This week, a friend of mine sent me a text full of capital letters and exclamation marks. She had found maggots in her green bin and swore she wouldn’t go near the thing again. A few days later, I was completely disgusted to find the same situation in my bin. When I opened the lid to empty my kitchen container, the whole plastic bin was crawling with miniature white worms. From now on, taking out the compost is officially my husband’s job. We’re not the only ones.
The Vancouver Park Board will vote at their next meeting on Monday night on whether they will ban balloons in parks, community centres and any other areas within their jurisdiction. Well we aren’t known as the “no fun city” or “Bancouver” for nothing. When I lived in North Vancouver and a small condo was the only form of housing my husband and I could afford for our family, we threw and attended many kids’ birthday parties in the park.
Just as I was driving away from kindergarten drop-off this week and wondering how my wee ones would face the world, I turned up the radio to a story about millennials who were afraid of doorbells. I thought it was a joke: the juxtaposition was so stark. Here we are on the first week of school trying to teach our children independence and adults in their mid-twenties feel stressed when the doorbell rings.
Muck Rack makes it simple to find people, tweets, or articles that mention any name, keyword, company, hashtag etc. We've compiled this guide to help you make the most of your search.
Selecting a term
Start searching tweets, articles from media outlets, articles mentioned in tweets, journalists'

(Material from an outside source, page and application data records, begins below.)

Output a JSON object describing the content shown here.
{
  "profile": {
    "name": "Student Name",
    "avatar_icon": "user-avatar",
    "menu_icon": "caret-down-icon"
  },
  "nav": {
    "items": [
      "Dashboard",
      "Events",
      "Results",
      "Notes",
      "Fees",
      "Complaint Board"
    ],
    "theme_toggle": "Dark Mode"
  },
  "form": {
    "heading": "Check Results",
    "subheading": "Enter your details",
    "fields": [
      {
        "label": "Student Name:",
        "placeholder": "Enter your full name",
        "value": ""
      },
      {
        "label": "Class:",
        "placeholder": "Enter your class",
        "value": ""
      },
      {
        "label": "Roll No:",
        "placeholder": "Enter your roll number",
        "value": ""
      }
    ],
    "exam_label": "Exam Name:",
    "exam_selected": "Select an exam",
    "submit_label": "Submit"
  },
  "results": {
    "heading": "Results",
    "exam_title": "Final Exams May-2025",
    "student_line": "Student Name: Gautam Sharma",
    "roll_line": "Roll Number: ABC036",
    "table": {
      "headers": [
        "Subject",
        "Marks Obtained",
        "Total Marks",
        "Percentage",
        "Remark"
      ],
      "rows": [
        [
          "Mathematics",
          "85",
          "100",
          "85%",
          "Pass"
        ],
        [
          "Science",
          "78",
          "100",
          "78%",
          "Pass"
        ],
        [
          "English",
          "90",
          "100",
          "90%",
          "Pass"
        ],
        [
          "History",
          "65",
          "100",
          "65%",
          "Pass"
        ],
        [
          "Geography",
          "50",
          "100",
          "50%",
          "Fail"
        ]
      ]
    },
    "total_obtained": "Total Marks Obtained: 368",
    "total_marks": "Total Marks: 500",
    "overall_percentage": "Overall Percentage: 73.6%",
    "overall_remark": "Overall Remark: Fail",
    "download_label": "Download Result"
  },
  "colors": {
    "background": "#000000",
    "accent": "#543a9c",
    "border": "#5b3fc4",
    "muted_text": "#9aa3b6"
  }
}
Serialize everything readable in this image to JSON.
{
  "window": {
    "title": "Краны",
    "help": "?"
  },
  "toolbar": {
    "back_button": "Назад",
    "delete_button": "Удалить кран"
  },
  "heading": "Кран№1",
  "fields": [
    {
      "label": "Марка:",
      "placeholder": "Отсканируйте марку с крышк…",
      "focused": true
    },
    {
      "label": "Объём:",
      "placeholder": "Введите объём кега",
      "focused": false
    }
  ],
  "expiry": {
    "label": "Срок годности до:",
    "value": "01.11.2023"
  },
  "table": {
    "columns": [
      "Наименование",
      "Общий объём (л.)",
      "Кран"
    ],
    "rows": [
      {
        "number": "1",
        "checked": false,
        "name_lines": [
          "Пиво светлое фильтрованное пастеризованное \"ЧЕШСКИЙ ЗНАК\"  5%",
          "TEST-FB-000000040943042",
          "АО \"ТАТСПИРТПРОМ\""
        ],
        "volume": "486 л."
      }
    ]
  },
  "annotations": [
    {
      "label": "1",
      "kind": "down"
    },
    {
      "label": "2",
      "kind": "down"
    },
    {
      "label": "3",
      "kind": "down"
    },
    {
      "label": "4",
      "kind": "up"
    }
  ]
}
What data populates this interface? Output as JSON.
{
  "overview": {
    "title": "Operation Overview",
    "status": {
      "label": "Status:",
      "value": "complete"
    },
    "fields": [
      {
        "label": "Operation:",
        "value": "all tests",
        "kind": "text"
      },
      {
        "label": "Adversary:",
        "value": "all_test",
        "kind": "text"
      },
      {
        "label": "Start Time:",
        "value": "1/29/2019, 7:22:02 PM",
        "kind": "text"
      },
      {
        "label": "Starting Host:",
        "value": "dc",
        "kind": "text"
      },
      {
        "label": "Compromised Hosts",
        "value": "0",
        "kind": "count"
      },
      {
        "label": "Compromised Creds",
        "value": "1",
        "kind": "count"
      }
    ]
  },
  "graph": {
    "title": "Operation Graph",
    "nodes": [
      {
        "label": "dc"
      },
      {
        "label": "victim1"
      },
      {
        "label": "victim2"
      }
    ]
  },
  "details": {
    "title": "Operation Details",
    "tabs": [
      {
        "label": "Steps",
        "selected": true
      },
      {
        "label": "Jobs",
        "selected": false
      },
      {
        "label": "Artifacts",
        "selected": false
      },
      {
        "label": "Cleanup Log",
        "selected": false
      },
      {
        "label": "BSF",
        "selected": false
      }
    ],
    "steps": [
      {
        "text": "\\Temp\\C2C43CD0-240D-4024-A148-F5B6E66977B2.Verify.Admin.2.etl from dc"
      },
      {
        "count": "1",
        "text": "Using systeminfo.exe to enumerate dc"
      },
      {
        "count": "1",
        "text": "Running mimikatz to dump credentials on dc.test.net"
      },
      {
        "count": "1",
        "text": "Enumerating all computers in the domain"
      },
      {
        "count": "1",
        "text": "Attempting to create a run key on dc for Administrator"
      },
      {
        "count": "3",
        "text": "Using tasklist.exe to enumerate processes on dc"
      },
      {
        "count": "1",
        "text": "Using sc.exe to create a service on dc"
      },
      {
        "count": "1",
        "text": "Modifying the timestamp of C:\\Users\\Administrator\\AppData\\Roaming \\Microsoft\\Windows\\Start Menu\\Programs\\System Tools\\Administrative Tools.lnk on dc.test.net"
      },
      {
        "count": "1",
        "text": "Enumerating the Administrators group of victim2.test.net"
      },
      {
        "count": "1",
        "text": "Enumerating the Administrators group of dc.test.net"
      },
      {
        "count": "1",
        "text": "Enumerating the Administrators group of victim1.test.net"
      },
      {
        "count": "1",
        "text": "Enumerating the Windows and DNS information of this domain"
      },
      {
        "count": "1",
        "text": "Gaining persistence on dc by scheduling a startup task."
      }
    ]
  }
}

names, titles and bios with some suggested searches:
Companies or Topics (e.g. iPhone, Microsoft)
Phrases (e.g. "cloud computing") — use quotes to keep the terms together
Twitter handles (e.g. @username) — returns those who have mentioned or replied to
Names (e.g. "David Pogue")
Hashtags (e.g. #sxsw, #london2012)
Bio details (e.g. vegan, Olympics, father)
Muck Rack's Advanced Search allows for many boolean operators.
Find results that mention multiple specified terms, use AND or
+. For example, ensure each result contains both Elon Musk and Mark Zuckerberg by
searching Obama AND Romney or Obama + Romney.
Use the operators OR or , to broaden your search when you'd like either of
multiple terms to appear in results. (This is the default behavior of our search when no operators
are used.) For example, search for democrat OR republican to find results that refer to
Democrats and/or Republicans.
Use NOT or - to subtract results from your search. For
example, searching Disney will yield results about the Walt Disney Company as well as Walt Disney
World Resort. To exclude mentions of Disney World, search for Disney -World or Disney
When using one of these operators with a phrase, enclose it in quotation marks. For example, you can
find results about smartphones excluding Apple's iPhone 4S by searching smartphone -"iPhone
Exact case matching or punctuation
If you're searching for a brand name or keyword that relies on specific punctuation marks or capitalization, you can
find results that match your exact query by adding matchcase: before the keyword you're searching for, like matchcase:E*TRADE .
Use parentheses to separate multiple
boolean phrases. For example, to find journalists talking about having fun in Disney World or
Disneyland, search for ("disney world" OR disneyland) AND fun.
An asterisk can be used to search for any variation of a root word truncated by the asterisk. For example, searching for admin* will return results for administrator, administration, administer, administered, etc.
A near operator is an AND operator where you can control the distance between the words. You can vary the distance the near operation uses by adding a forward slash and number (between 0-99) such as strawberries NEAR/10 "whipped cream", which means the strawberries must exist within 10 words of "whipped cream".